By Nthakoana Ngatane
MASERU – Chapter 8 of the proposed Referendum bill tabled by Justice and Law deputy minister Tumahole Lerafa, on behalf of minister Lekhetho Rakuoane, deals with expenses and contributions for Referendum Committees.
It makes it mandatory to report any funding above M10,000 by a single source, and explicitly prohibits foreign funding of referendums.
The provisions read as follows:
Section 29. (1) For the purpose of financing its campaign, a registered referendum committee may receive lawful contributions from any legitimate person or organization except for contributions obtained from outside Lesotho.
Section 29 (2) All contributions shall be deposited into the bank account contemplated in section 32.
Section 29 (3) A single contribution of Ten Thousand Maloti shall, within five days after a referendum committee receives it, be declared to the Commission.
Section 29 (4) A leader of a referendum committee who fails to declare contributions provided for under subsection (4) commits an offence and shall on conviction be liable to a fine not exceeding Five Thousand Maloti or to imprisonment for a period not exceeding two years.
It is commendable that outside influence has been anticipated and will be controlled.
But if the Brexit referendum is anything to go by, the role played by Arron Banks, coined “the most generous supporter of the campaign to leave the EU”, who is also no stranger to controversy in Lesotho, shows how intricate networks can be used to mask the true source of external funding.
Banks was allegedly linked to Russian diplomats, and watchdog the Electoral Commission suspected that they were behind the 8million pounds that he donated.
An investigation by the UK national crime agency had to be mounted to establish whether he was the source of the funds, or they came from his foreign links.
Secondly the investigation was supposed to find out if Banks used funds from his foreign company incorporated in the Isle of Man, not in the UK.
Although registered by him as a UK citizen, the company wouldn’t qualify to fund UK political campaigns, a provision similar to the one the Lesotho bill is now proposing.
The difference between Lesotho and the UK however, is that the former struggles with capacity to detect, trace, investigate and prosecute financial crimes.
A glaring example of that is the ongoing Frazer Solar GmbH saga that is threatening to waste M850million of taxpayers money because some people were sleeping on the job.
So even if the law prohibits foreign funding, it may not be as easy to find secondary sources behind local funders.
This said however, an argument should still be made FOR foreign funding.
Lesotho as a country and a government relies heavily on foreign funding.
It is unlikely that non-state actors in this least developed country will have the funding to raise awareness about issues of national importance, for the nation to weigh-in on, so that people can support the proposal for a referendum.
Such non-state actors will also not have enough local funding to campaign.
It is therefore important to include a provision that will equalise the playing field by giving civil society and community groups access to verified external funding to challenge especially the government.
Such funding can include non-political, and non-profit organisations with mandates such as human rights defenders.
WHO CAN CAMPAIGN FOR AND VOTE IN A REFERENDUM?
It is important for us to know how we qualify to take part in a referendum.
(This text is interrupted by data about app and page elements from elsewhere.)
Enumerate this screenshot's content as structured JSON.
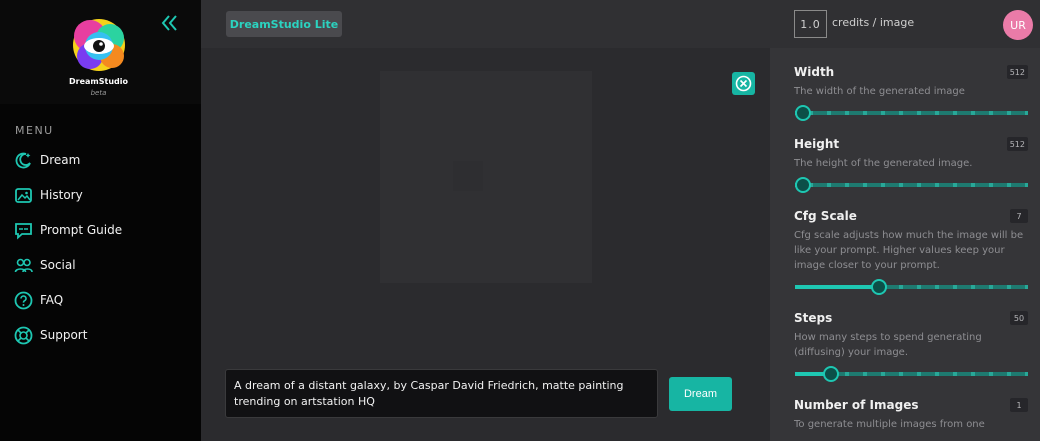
{
  "brand": {
    "name": "DreamStudio",
    "subtitle": "beta"
  },
  "menu": {
    "title": "MENU",
    "items": [
      {
        "label": "Dream",
        "icon": "dream-icon"
      },
      {
        "label": "History",
        "icon": "history-icon"
      },
      {
        "label": "Prompt Guide",
        "icon": "prompt-guide-icon"
      },
      {
        "label": "Social",
        "icon": "social-icon"
      },
      {
        "label": "FAQ",
        "icon": "faq-icon"
      },
      {
        "label": "Support",
        "icon": "support-icon"
      }
    ]
  },
  "topbar": {
    "tab_label": "DreamStudio Lite",
    "credits_value": "1.0",
    "credits_label": "credits / image",
    "avatar_initials": "UR"
  },
  "main": {
    "prompt": "A dream of a distant galaxy, by Caspar David Friedrich, matte painting trending on artstation HQ",
    "dream_button": "Dream"
  },
  "settings": [
    {
      "title": "Width",
      "value": "512",
      "description": "The width of the generated image",
      "slider_fraction": 0.0
    },
    {
      "title": "Height",
      "value": "512",
      "description": "The height of the generated image.",
      "slider_fraction": 0.0
    },
    {
      "title": "Cfg Scale",
      "value": "7",
      "description": "Cfg scale adjusts how much the image will be like your prompt. Higher values keep your image closer to your prompt.",
      "slider_fraction": 0.35
    },
    {
      "title": "Steps",
      "value": "50",
      "description": "How many steps to spend generating (diffusing) your image.",
      "slider_fraction": 0.13
    },
    {
      "title": "Number of Images",
      "value": "1",
      "description": "To generate multiple images from one"
    }
  ],
  "colors": {
    "accent": "#17b5a3",
    "sidebar_bg": "#050505",
    "panel_bg": "#353538",
    "avatar": "#ea7ba8"
  }
}
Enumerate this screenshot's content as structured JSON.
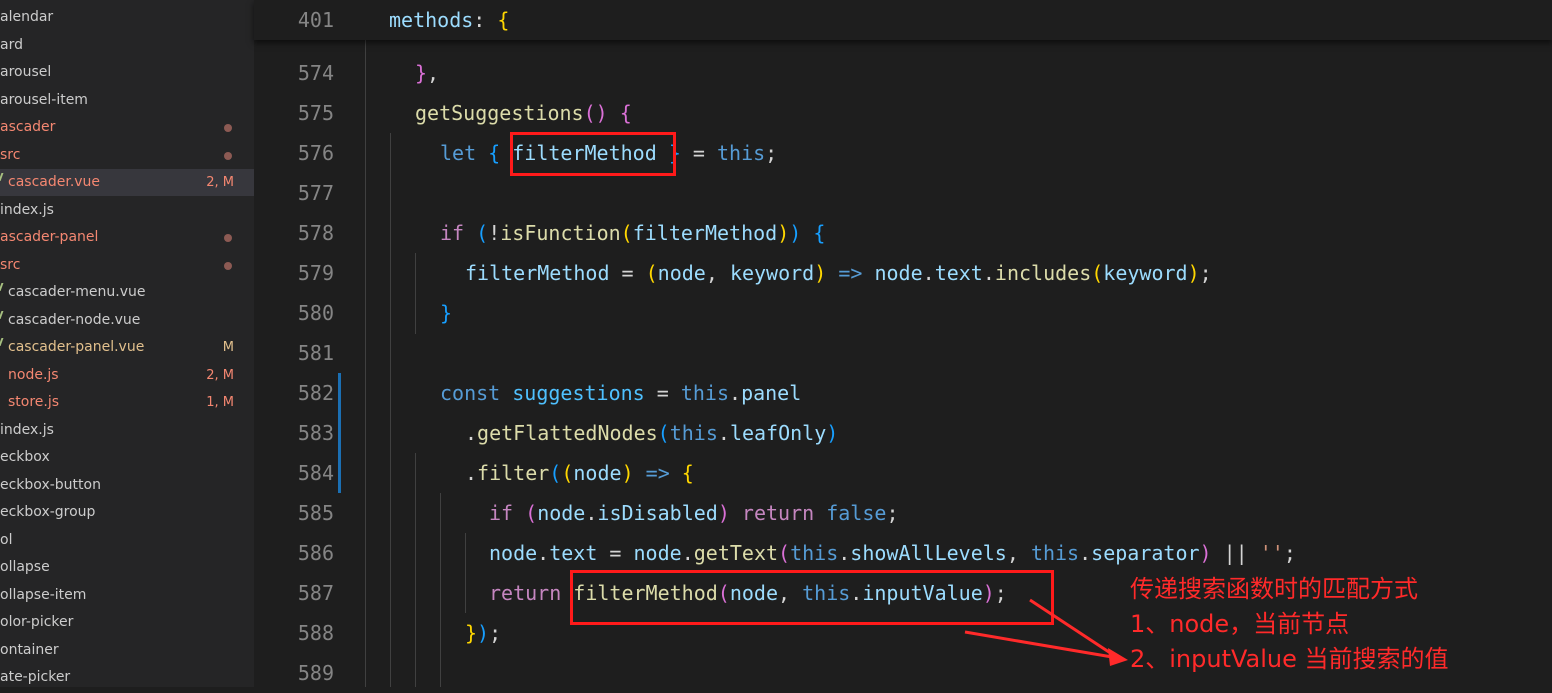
{
  "sidebar": {
    "items": [
      {
        "label": "alendar",
        "color": "#cccccc"
      },
      {
        "label": "ard",
        "color": "#cccccc"
      },
      {
        "label": "arousel",
        "color": "#cccccc"
      },
      {
        "label": "arousel-item",
        "color": "#cccccc"
      },
      {
        "label": "ascader",
        "color": "#f48771",
        "dot": true
      },
      {
        "label": "src",
        "color": "#f48771",
        "dot": true
      },
      {
        "label": "cascader.vue",
        "color": "#f48771",
        "badge": "2, M",
        "active": true,
        "file": true
      },
      {
        "label": "index.js",
        "color": "#cccccc"
      },
      {
        "label": "ascader-panel",
        "color": "#f48771",
        "dot": true
      },
      {
        "label": "src",
        "color": "#f48771",
        "dot": true
      },
      {
        "label": "cascader-menu.vue",
        "color": "#cccccc",
        "file": true
      },
      {
        "label": "cascader-node.vue",
        "color": "#cccccc",
        "file": true
      },
      {
        "label": "cascader-panel.vue",
        "color": "#e2c08d",
        "badge": "M",
        "file": true
      },
      {
        "label": "node.js",
        "color": "#f48771",
        "badge": "2, M"
      },
      {
        "label": "store.js",
        "color": "#f48771",
        "badge": "1, M"
      },
      {
        "label": "index.js",
        "color": "#cccccc"
      },
      {
        "label": "eckbox",
        "color": "#cccccc"
      },
      {
        "label": "eckbox-button",
        "color": "#cccccc"
      },
      {
        "label": "eckbox-group",
        "color": "#cccccc"
      },
      {
        "label": "ol",
        "color": "#cccccc"
      },
      {
        "label": "ollapse",
        "color": "#cccccc"
      },
      {
        "label": "ollapse-item",
        "color": "#cccccc"
      },
      {
        "label": "olor-picker",
        "color": "#cccccc"
      },
      {
        "label": "ontainer",
        "color": "#cccccc"
      },
      {
        "label": "ate-picker",
        "color": "#cccccc"
      }
    ]
  },
  "editor": {
    "sticky": {
      "line": "401",
      "code": [
        [
          "v",
          "methods"
        ],
        [
          "p",
          ": "
        ],
        [
          "b1",
          "{"
        ]
      ]
    },
    "lines": [
      {
        "n": "574",
        "indent": 1,
        "code": [
          [
            "b2",
            "}"
          ],
          [
            "p",
            ","
          ]
        ]
      },
      {
        "n": "575",
        "indent": 1,
        "code": [
          [
            "f",
            "getSuggestions"
          ],
          [
            "b2",
            "()"
          ],
          [
            "p",
            " "
          ],
          [
            "b2",
            "{"
          ]
        ]
      },
      {
        "n": "576",
        "indent": 2,
        "code": [
          [
            "s",
            "let"
          ],
          [
            "p",
            " "
          ],
          [
            "b3",
            "{"
          ],
          [
            "p",
            " "
          ],
          [
            "v",
            "filterMethod"
          ],
          [
            "p",
            " "
          ],
          [
            "b3",
            "}"
          ],
          [
            "p",
            " = "
          ],
          [
            "s",
            "this"
          ],
          [
            "p",
            ";"
          ]
        ]
      },
      {
        "n": "577",
        "indent": 2,
        "code": []
      },
      {
        "n": "578",
        "indent": 2,
        "code": [
          [
            "k",
            "if"
          ],
          [
            "p",
            " "
          ],
          [
            "b3",
            "("
          ],
          [
            "p",
            "!"
          ],
          [
            "f",
            "isFunction"
          ],
          [
            "b1",
            "("
          ],
          [
            "v",
            "filterMethod"
          ],
          [
            "b1",
            ")"
          ],
          [
            "b3",
            ")"
          ],
          [
            "p",
            " "
          ],
          [
            "b3",
            "{"
          ]
        ]
      },
      {
        "n": "579",
        "indent": 3,
        "code": [
          [
            "v",
            "filterMethod"
          ],
          [
            "p",
            " = "
          ],
          [
            "b1",
            "("
          ],
          [
            "v",
            "node"
          ],
          [
            "p",
            ", "
          ],
          [
            "v",
            "keyword"
          ],
          [
            "b1",
            ")"
          ],
          [
            "p",
            " "
          ],
          [
            "s",
            "=>"
          ],
          [
            "p",
            " "
          ],
          [
            "v",
            "node"
          ],
          [
            "p",
            "."
          ],
          [
            "v",
            "text"
          ],
          [
            "p",
            "."
          ],
          [
            "f",
            "includes"
          ],
          [
            "b1",
            "("
          ],
          [
            "v",
            "keyword"
          ],
          [
            "b1",
            ")"
          ],
          [
            "p",
            ";"
          ]
        ]
      },
      {
        "n": "580",
        "indent": 2,
        "code": [
          [
            "b3",
            "}"
          ]
        ]
      },
      {
        "n": "581",
        "indent": 2,
        "code": []
      },
      {
        "n": "582",
        "indent": 2,
        "code": [
          [
            "s",
            "const"
          ],
          [
            "p",
            " "
          ],
          [
            "c",
            "suggestions"
          ],
          [
            "p",
            " = "
          ],
          [
            "s",
            "this"
          ],
          [
            "p",
            "."
          ],
          [
            "v",
            "panel"
          ]
        ]
      },
      {
        "n": "583",
        "indent": 3,
        "code": [
          [
            "p",
            "."
          ],
          [
            "f",
            "getFlattedNodes"
          ],
          [
            "b3",
            "("
          ],
          [
            "s",
            "this"
          ],
          [
            "p",
            "."
          ],
          [
            "v",
            "leafOnly"
          ],
          [
            "b3",
            ")"
          ]
        ]
      },
      {
        "n": "584",
        "indent": 3,
        "code": [
          [
            "p",
            "."
          ],
          [
            "f",
            "filter"
          ],
          [
            "b3",
            "("
          ],
          [
            "b1",
            "("
          ],
          [
            "v",
            "node"
          ],
          [
            "b1",
            ")"
          ],
          [
            "p",
            " "
          ],
          [
            "s",
            "=>"
          ],
          [
            "p",
            " "
          ],
          [
            "b1",
            "{"
          ]
        ]
      },
      {
        "n": "585",
        "indent": 4,
        "code": [
          [
            "k",
            "if"
          ],
          [
            "p",
            " "
          ],
          [
            "b2",
            "("
          ],
          [
            "v",
            "node"
          ],
          [
            "p",
            "."
          ],
          [
            "v",
            "isDisabled"
          ],
          [
            "b2",
            ")"
          ],
          [
            "p",
            " "
          ],
          [
            "k",
            "return"
          ],
          [
            "p",
            " "
          ],
          [
            "s",
            "false"
          ],
          [
            "p",
            ";"
          ]
        ]
      },
      {
        "n": "586",
        "indent": 4,
        "code": [
          [
            "v",
            "node"
          ],
          [
            "p",
            "."
          ],
          [
            "v",
            "text"
          ],
          [
            "p",
            " = "
          ],
          [
            "v",
            "node"
          ],
          [
            "p",
            "."
          ],
          [
            "f",
            "getText"
          ],
          [
            "b2",
            "("
          ],
          [
            "s",
            "this"
          ],
          [
            "p",
            "."
          ],
          [
            "v",
            "showAllLevels"
          ],
          [
            "p",
            ", "
          ],
          [
            "s",
            "this"
          ],
          [
            "p",
            "."
          ],
          [
            "v",
            "separator"
          ],
          [
            "b2",
            ")"
          ],
          [
            "p",
            " || "
          ],
          [
            "str",
            "''"
          ],
          [
            "p",
            ";"
          ]
        ]
      },
      {
        "n": "587",
        "indent": 4,
        "code": [
          [
            "k",
            "return"
          ],
          [
            "p",
            " "
          ],
          [
            "f",
            "filterMethod"
          ],
          [
            "b2",
            "("
          ],
          [
            "v",
            "node"
          ],
          [
            "p",
            ", "
          ],
          [
            "s",
            "this"
          ],
          [
            "p",
            "."
          ],
          [
            "v",
            "inputValue"
          ],
          [
            "b2",
            ")"
          ],
          [
            "p",
            ";"
          ]
        ]
      },
      {
        "n": "588",
        "indent": 3,
        "code": [
          [
            "b1",
            "}"
          ],
          [
            "b3",
            ")"
          ],
          [
            "p",
            ";"
          ]
        ]
      },
      {
        "n": "589",
        "indent": 2,
        "code": []
      }
    ]
  },
  "annotation": {
    "line1": "传递搜索函数时的匹配方式",
    "line2": "1、node，当前节点",
    "line3": "2、inputValue 当前搜索的值"
  }
}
We can do so as campaigners and as voters.
Chapter 5 Section 13 gives anyone who is registered to vote in terms of the National Assembly Electoral Act 2011, the right to also vote in a referendum.
Chapter 6 defines the parties to a referendum referred to as Referendum committees, how they are registered, their powers and how they can be disqualified.
Chapter 6 – Registration of referendum committees
Section 15 (1) Persons intending to support or oppose a referendum question may form one national committee and a committee in each constituency, which committee shall be known as a referendum committee.
Referendum committees are required to comply with the electoral act, register with the IEC at least ninety days before the referendum date, and their application must be accompanied by information and statements containing the list of ten electors indicating their voting identification numbers and duly signed at the constituency level showing that the applicant adequately represents those campaigning for or against the referendum question.
However, a referendum committee is not allowed to be a political party or associated with a political party.
Restrictions on registration of a referendum committee reads:
Section 17 (1) A referendum committee shall not be registered if
b) the name or symbol of the committee is the name or symbol of a political party or so resembles such a name or symbol that the committee is likely to be confused with the party;
It is commendable that the bill gives a referendum, which should transcend political affiliation, clearance from any political affiliation or association.
The next issue that this series will comment on here on Lesotho Express News will be THE COST VS BENEFITS OF REFERENDUMS